Good job, Reno
Every once in awhile—lest a newspaper be considered unduly biased or even attitudinal—it’s a good idea to point out something good in the community. Well, this newspaper has a long history of noting the horrible condition of Reno’s roads, particularly those more than a mile away from Reno City Hall.
But this year, due in part to some creative financing methods on the part of the city of Reno, there’s been a general improvement in the conditions of the streets around town—maybe the city finally hit a tipping point. Plainly, there’s more to do in some of the poorer areas of town. For example, East Seventh Street, which runs adjacent to this office, still looks like the road leading to the Green Zone in Baghdad, Iraq, but overall, there’s a feeling of improvement.
We’re not the only ones to have noticed. Mayor Cashell, Reno City Council, Public Works Director Neil Mann and the Reno Public Works Department received an award from the National Asphalt Paving Association (NAPA) toward the end of June.
The following bit is from a press release from the city, but for the sake of brevity, here you go: “The ‘Quality Construction’ award … recognizes the Reno City Street Reconstruction Project that was completed in 2007 in the neighborhood near the V.A. Hospital. A total of 26 city blocks in the area of Wells and Kirman avenues and between Wilson Avenue and Thoma and Vassar were repaved along with gutter and sidewalk replacement. During the 75 days of construction, residents were only denied access to their homes for a total of eight hours. Granite Construction served as the contractor and completed the project 15 days ahead of schedule. The project used recycled rock and reclaimed asphalt pavement which saved taxpayer dollars while being environmentally friendly.”
True, that award is for work that was done last year, but last year’s work certainly contributes to this year’s overall appearance of improvement.
There are, of course, other things to consider when looking for reasons the streets seem almost navigable. The “adjusted” gas prices have taken large chunks of traffic off the streets, so there are simply fewer cars on the road. Construction, too, has gotten kicked in the teeth, so the city’s documented inability to route traffic sensibly isn’t such a factor this year. Also, we’re not quite into the town’s “special events” season, when citizens and visitors who are just trying to conduct business are unable to take the most direct route through town because the city unwisely closes down Fourth Street. We do suspect, however, that if Fourth Street closures happen when gasoline is $5 a gallon, and people are forced to drive blocks out of their way, the citizens’ “it’s downtown, it doesn’t matter to us anyway” attitude may undergo a pretty dramatic evolution.
And hey, as long as we’re talking about it, why are all these resurfaced streets not getting a new stripe painted down one side or the other for bicycle commuters?
Anyway, congrats on the award, city of Reno.

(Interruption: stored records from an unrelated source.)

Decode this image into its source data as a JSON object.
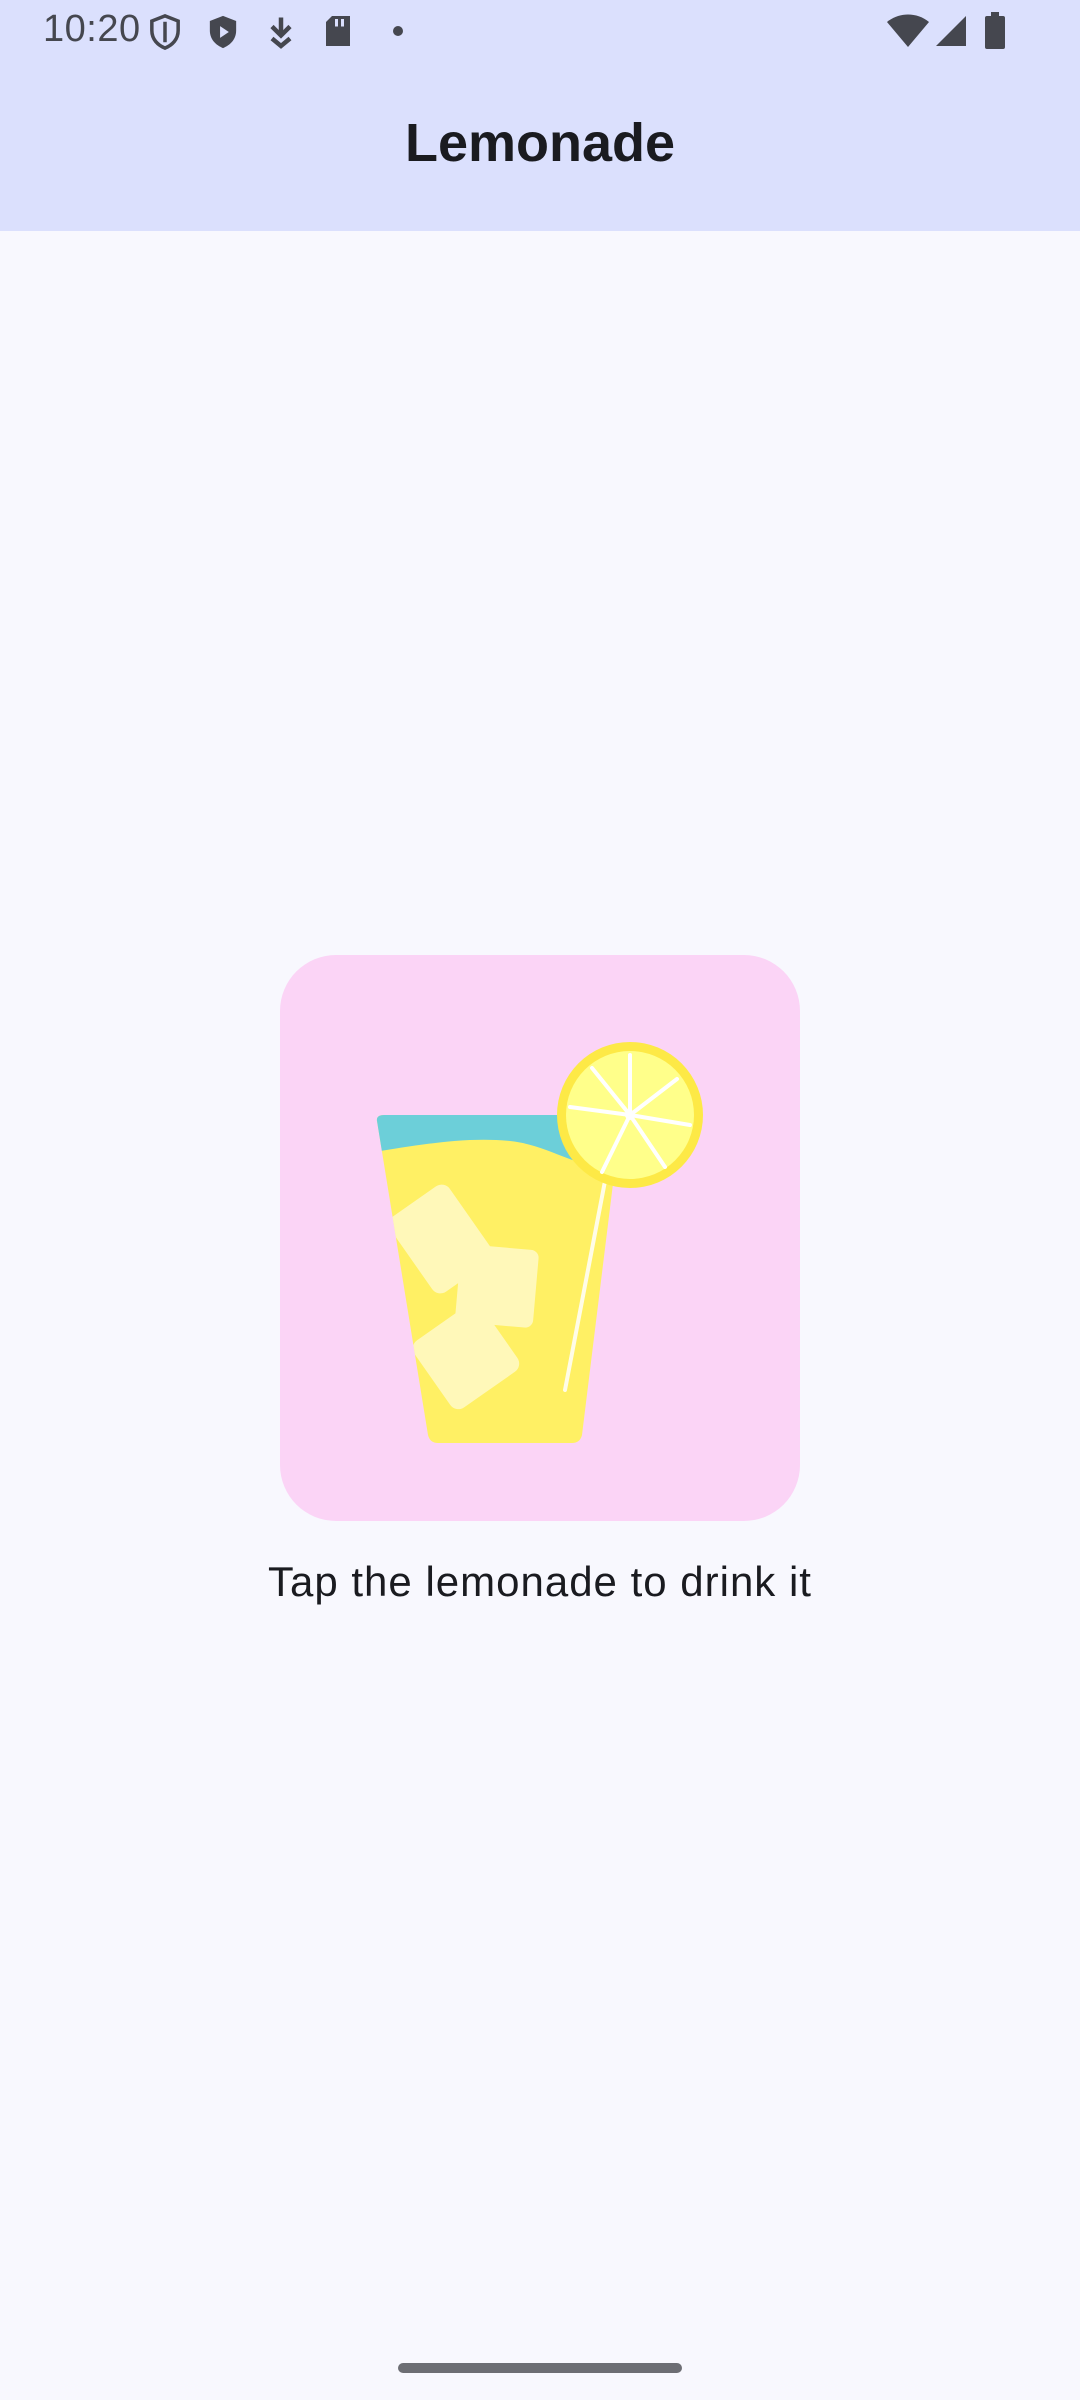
{
  "status_bar": {
    "time": "10:20",
    "icons": [
      "shield-outline-icon",
      "shield-play-icon",
      "download-icon",
      "sd-card-icon",
      "notification-dot-icon",
      "wifi-icon",
      "cellular-signal-icon",
      "battery-icon"
    ]
  },
  "app_bar": {
    "title": "Lemonade"
  },
  "main": {
    "image_description_icon": "lemonade-glass-icon",
    "instruction": "Tap the lemonade to drink it"
  },
  "colors": {
    "app_bar_bg": "#dbe0fd",
    "background": "#f8f8fe",
    "image_tile_bg": "#fbd4f6",
    "lemonade_yellow": "#fff064",
    "lemonade_top": "#6ccfd9"
  }
}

Thanks for the road improvements. We have a long way to go, but it’s good to see steps taken in the right direction.